SiteLock SECCON Team recently detected suspicious code in a WordPress Social Media Tab. plugin file. In this article we will discuss the malicious plugin and its payload, and detail what steps should be taken to remove and avoid using malicious plugins.
Detection and Analysis
The SiteLock SECCON team alerted the Research Team to suspicious code in the WordPress plugin, Social Media Tab. Social Media Tab displays buttons that link to desired social networks in a simplified manner and was hosted at wordpress.org/plugins/social-media-tab. It has 700+ active installs and was last updated eight months ago.
The SiteLock Research Team reviewed the /wp-content/plugins/social-media-tab/classes/class.php file and determined that it was a Zend Framework file with malicious code added along with code to run it. The malicious code was found within the do_tab() function and seemed to have no other purpose than to write arbitrary code to a file called wp-slider.php in the WordPress installation’s root. Here is the formatted malicious code, originally a single line.
If the ‘tab’ variable is sent to the site in a POST request, the value of tab is written to wp-slider.php in the WordPress root. For example, the following curl request will write ‘hello world’ to wp-slider.php. Note that no social media buttons need be configured in the dashboard for this to work.
Here is the result of calling example.com/wp-slider.php directly.
The Research Team determined the malicious code could be used to take complete control of a site by sending a specially crafted value in the tab variable. For example, an attacker could send a simple shell to wp-slider.php using the base64 encoded value of
in the following request.
Calling example.com/wp-slider.php?cmd=ls provides a listing of the WordPress root. This proof of concept shows that arbitrary commands can be run on the server which may lead to site if not server compromise.
The remainder of the malicious code seems to be used for verification, outputting the double base64 encoded first line of wp-slider.php.
The SiteLock Research Team notified WordPress.org of the malicious plugin and it was quickly removed.
- 11 Jan 2016 – Notified firstname.lastname@example.org of the malicious plugin
- 11 Jan 2016 – WordPress.org responded they would investigate
- 13 Jan 2016 – Plugin removed, public disclosure on wpdistrict.sitelock.com
Mitigation and Prevention

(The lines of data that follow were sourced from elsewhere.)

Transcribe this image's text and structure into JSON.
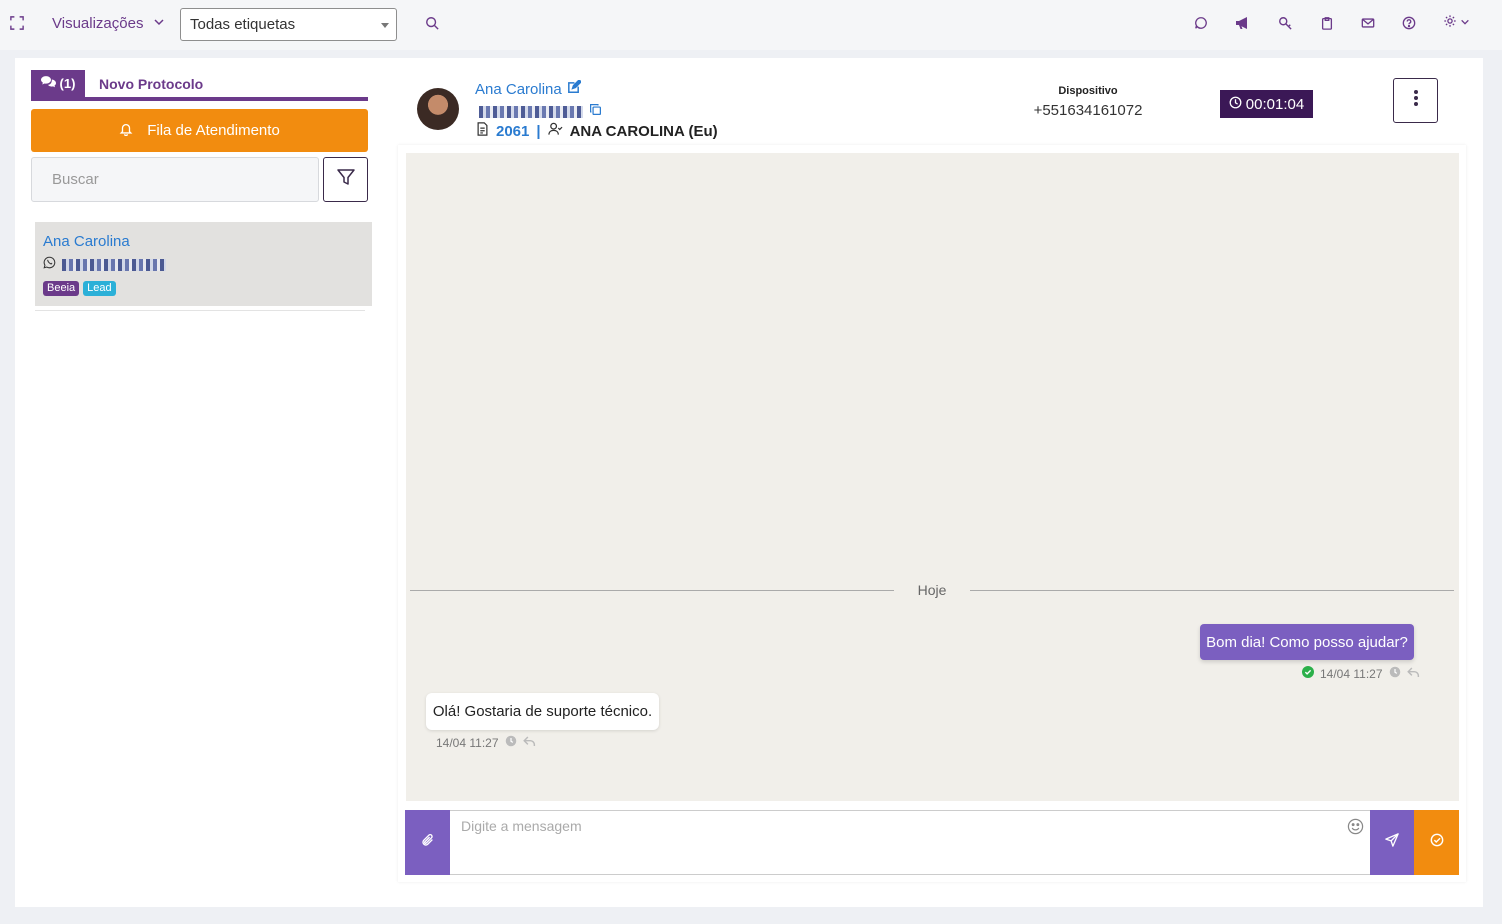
{
  "topbar": {
    "views_label": "Visualizações",
    "tag_select_value": "Todas etiquetas"
  },
  "left": {
    "tab_count": "(1)",
    "tab_new_protocol": "Novo Protocolo",
    "queue_button": "Fila de Atendimento",
    "search_placeholder": "Buscar",
    "contacts": [
      {
        "name": "Ana Carolina",
        "tags": [
          {
            "label": "Beeia",
            "color": "#6b3a8a"
          },
          {
            "label": "Lead",
            "color": "#2bb0d8"
          }
        ]
      }
    ]
  },
  "header": {
    "name": "Ana Carolina",
    "protocol": "2061",
    "separator": "|",
    "agent": "ANA CAROLINA (Eu)",
    "device_label": "Dispositivo",
    "device_number": "+551634161072",
    "timer": "00:01:04"
  },
  "chat": {
    "day_separator": "Hoje",
    "messages": [
      {
        "direction": "out",
        "text": "Bom dia! Como posso ajudar?",
        "time": "14/04 11:27"
      },
      {
        "direction": "in",
        "text": "Olá! Gostaria de suporte técnico.",
        "time": "14/04 11:27"
      }
    ],
    "input_placeholder": "Digite a mensagem"
  },
  "colors": {
    "primary": "#6b3a8a",
    "accent": "#f28c0f",
    "bubble_out": "#7b5fc0",
    "link": "#2a7bd0"
  }
}
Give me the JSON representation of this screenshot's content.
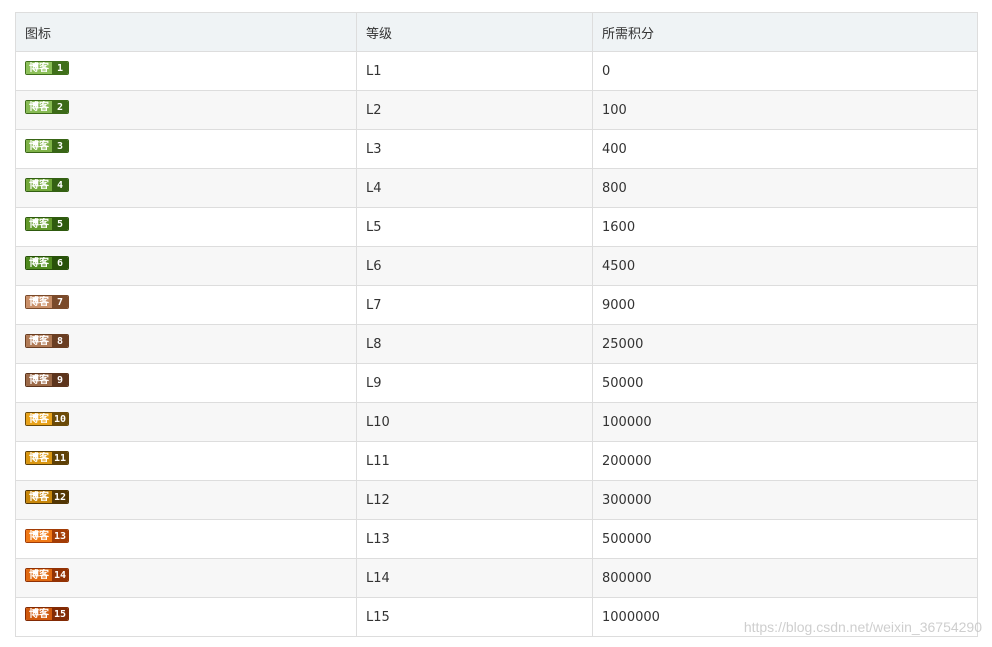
{
  "table": {
    "headers": [
      "图标",
      "等级",
      "所需积分"
    ],
    "rows": [
      {
        "badge_text": "博客",
        "badge_num": "1",
        "level": "L1",
        "points": "0",
        "badge_colors": [
          "#8dc05a",
          "#3f6f1a"
        ]
      },
      {
        "badge_text": "博客",
        "badge_num": "2",
        "level": "L2",
        "points": "100",
        "badge_colors": [
          "#88bb55",
          "#3c6a18"
        ]
      },
      {
        "badge_text": "博客",
        "badge_num": "3",
        "level": "L3",
        "points": "400",
        "badge_colors": [
          "#7fb248",
          "#386516"
        ]
      },
      {
        "badge_text": "博客",
        "badge_num": "4",
        "level": "L4",
        "points": "800",
        "badge_colors": [
          "#73a83a",
          "#336012"
        ]
      },
      {
        "badge_text": "博客",
        "badge_num": "5",
        "level": "L5",
        "points": "1600",
        "badge_colors": [
          "#649a2c",
          "#2e5a0e"
        ]
      },
      {
        "badge_text": "博客",
        "badge_num": "6",
        "level": "L6",
        "points": "4500",
        "badge_colors": [
          "#4f8a1f",
          "#28520a"
        ]
      },
      {
        "badge_text": "博客",
        "badge_num": "7",
        "level": "L7",
        "points": "9000",
        "badge_colors": [
          "#c98f68",
          "#7a4a2a"
        ]
      },
      {
        "badge_text": "博客",
        "badge_num": "8",
        "level": "L8",
        "points": "25000",
        "badge_colors": [
          "#b07a55",
          "#6a3e22"
        ]
      },
      {
        "badge_text": "博客",
        "badge_num": "9",
        "level": "L9",
        "points": "50000",
        "badge_colors": [
          "#9c6a48",
          "#5c341c"
        ]
      },
      {
        "badge_text": "博客",
        "badge_num": "10",
        "level": "L10",
        "points": "100000",
        "badge_colors": [
          "#e8a21a",
          "#6b4a08"
        ]
      },
      {
        "badge_text": "博客",
        "badge_num": "11",
        "level": "L11",
        "points": "200000",
        "badge_colors": [
          "#d99612",
          "#5e4006"
        ]
      },
      {
        "badge_text": "博客",
        "badge_num": "12",
        "level": "L12",
        "points": "300000",
        "badge_colors": [
          "#c8870c",
          "#523604"
        ]
      },
      {
        "badge_text": "博客",
        "badge_num": "13",
        "level": "L13",
        "points": "500000",
        "badge_colors": [
          "#f07a16",
          "#a23c06"
        ]
      },
      {
        "badge_text": "博客",
        "badge_num": "14",
        "level": "L14",
        "points": "800000",
        "badge_colors": [
          "#e06a12",
          "#923204"
        ]
      },
      {
        "badge_text": "博客",
        "badge_num": "15",
        "level": "L15",
        "points": "1000000",
        "badge_colors": [
          "#d05a0e",
          "#822a04"
        ]
      }
    ]
  },
  "watermark": "https://blog.csdn.net/weixin_36754290"
}
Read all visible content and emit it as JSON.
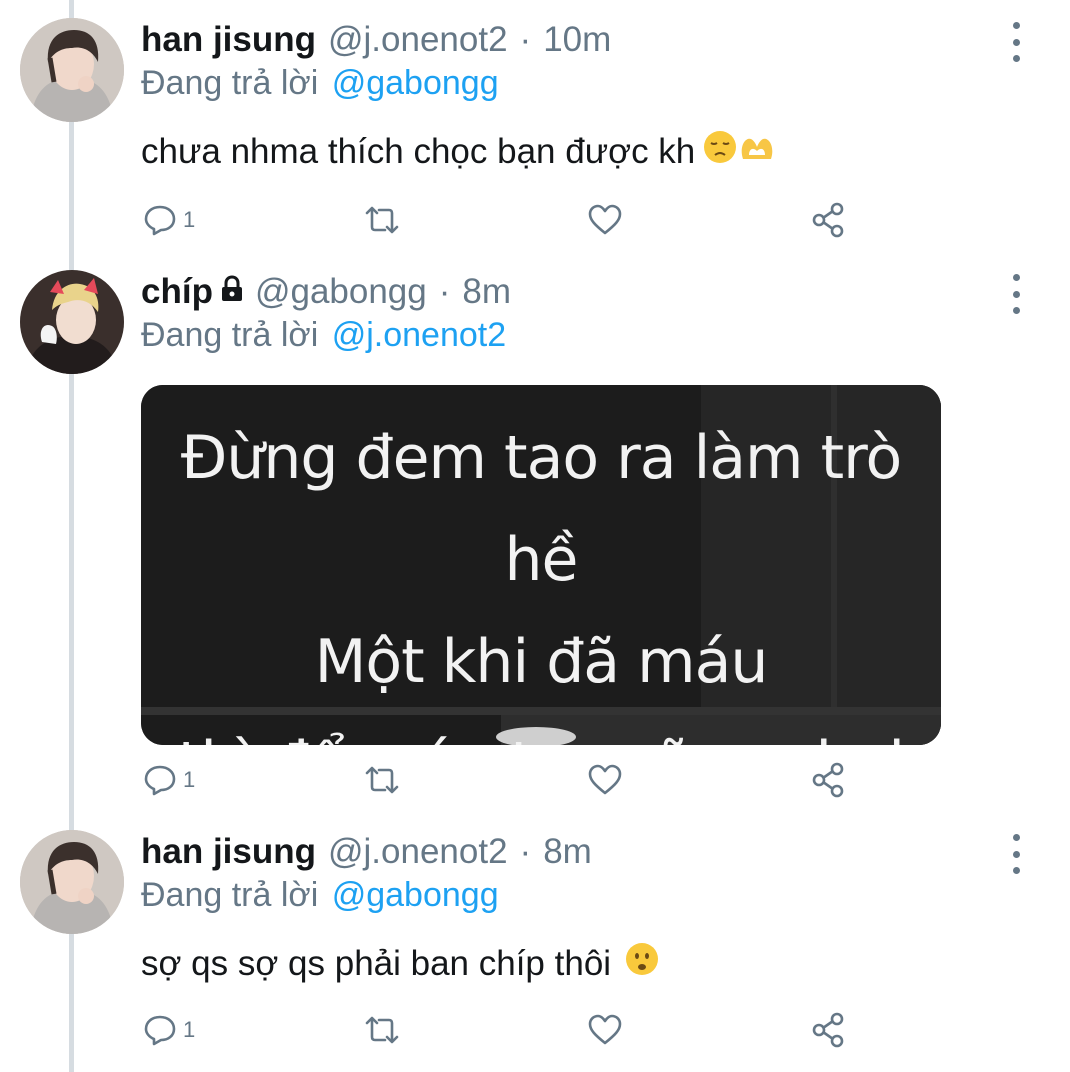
{
  "tweets": [
    {
      "name": "han jisung",
      "handle": "@j.onenot2",
      "separator": "·",
      "time": "10m",
      "reply_prefix": "Đang trả lời",
      "reply_to": "@gabongg",
      "text": "chưa nhma thích chọc bạn được kh",
      "emojis": [
        "pensive-face",
        "heart-hands"
      ],
      "reply_count": "1",
      "locked": false
    },
    {
      "name": "chíp",
      "handle": "@gabongg",
      "separator": "·",
      "time": "8m",
      "reply_prefix": "Đang trả lời",
      "reply_to": "@j.onenot2",
      "media_text": [
        "Đừng đem tao ra làm trò hề",
        "Một khi đã máu",
        "thì đổ máu tao cũng chơi"
      ],
      "reply_count": "1",
      "locked": true
    },
    {
      "name": "han jisung",
      "handle": "@j.onenot2",
      "separator": "·",
      "time": "8m",
      "reply_prefix": "Đang trả lời",
      "reply_to": "@gabongg",
      "text": "sợ qs sợ qs phải ban chíp thôi",
      "emojis": [
        "worried-face"
      ],
      "reply_count": "1",
      "locked": false
    }
  ],
  "icons": {
    "reply": "reply-icon",
    "retweet": "retweet-icon",
    "like": "like-icon",
    "share": "share-icon",
    "more": "more-icon",
    "lock": "lock-icon"
  },
  "colors": {
    "link": "#1da1f2",
    "secondary_text": "#657786",
    "primary_text": "#14171a",
    "thread_line": "#d6dce1"
  }
}
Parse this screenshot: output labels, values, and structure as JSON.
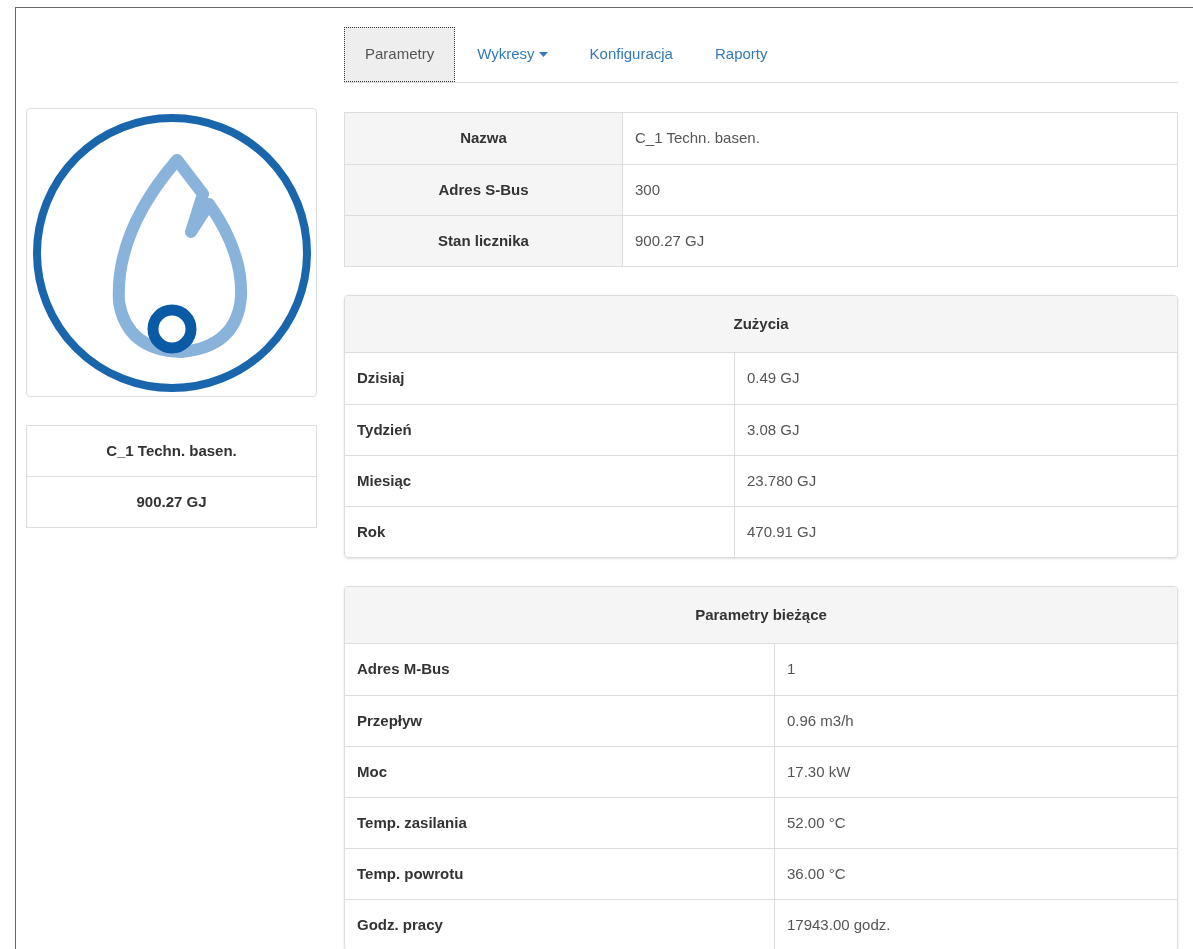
{
  "tabs": [
    {
      "label": "Parametry",
      "selected": true,
      "dropdown": false
    },
    {
      "label": "Wykresy",
      "selected": false,
      "dropdown": true
    },
    {
      "label": "Konfiguracja",
      "selected": false,
      "dropdown": false
    },
    {
      "label": "Raporty",
      "selected": false,
      "dropdown": false
    }
  ],
  "device": {
    "name": "C_1 Techn. basen.",
    "reading": "900.27 GJ"
  },
  "info_table": [
    {
      "label": "Nazwa",
      "value": "C_1 Techn. basen."
    },
    {
      "label": "Adres S-Bus",
      "value": "300"
    },
    {
      "label": "Stan licznika",
      "value": "900.27 GJ"
    }
  ],
  "usage": {
    "title": "Zużycia",
    "rows": [
      {
        "label": "Dzisiaj",
        "value": "0.49 GJ"
      },
      {
        "label": "Tydzień",
        "value": "3.08 GJ"
      },
      {
        "label": "Miesiąc",
        "value": "23.780 GJ"
      },
      {
        "label": "Rok",
        "value": "470.91 GJ"
      }
    ]
  },
  "current": {
    "title": "Parametry bieżące",
    "rows": [
      {
        "label": "Adres M-Bus",
        "value": "1"
      },
      {
        "label": "Przepływ",
        "value": "0.96 m3/h"
      },
      {
        "label": "Moc",
        "value": "17.30 kW"
      },
      {
        "label": "Temp. zasilania",
        "value": "52.00 °C"
      },
      {
        "label": "Temp. powrotu",
        "value": "36.00 °C"
      },
      {
        "label": "Godz. pracy",
        "value": "17943.00 godz."
      }
    ]
  }
}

If you have the Social Media Tab plugin installed, we recommend removing the malicious plugin as soon as possible, either through the WordPress admin or deleting the social-media-tab directory inside wp-content/plugins. Also, check for the wp-slider.php file in the WordPress root and delete it if it exists. Finally, use a malware scanner to check the remaining files on the site for malicious code.
There are a few clues and methods a WordPress site owner can use to prevent the installation and use of a malicious plugin. First, review the plugin’s changelog entries. For Social Media Tab, the changelog showed ambiguous messages and did not continue to the latest version. A reputable plugin will have accurate and timely changelogs.
Review the plugin developer’s website, if listed, and other plugins by the author. The website listed for Social Media Tab, wusoftware [dot] pl did not exist. One can also google the plugin’s name to see if there are mentions of malware or malicious intent. Finally, implement a web application firewall to prevent attacks that use a malicious plugin if one is installed.
If you need assistance securing your WordPress website contact the SiteLock team at 855-759-1108.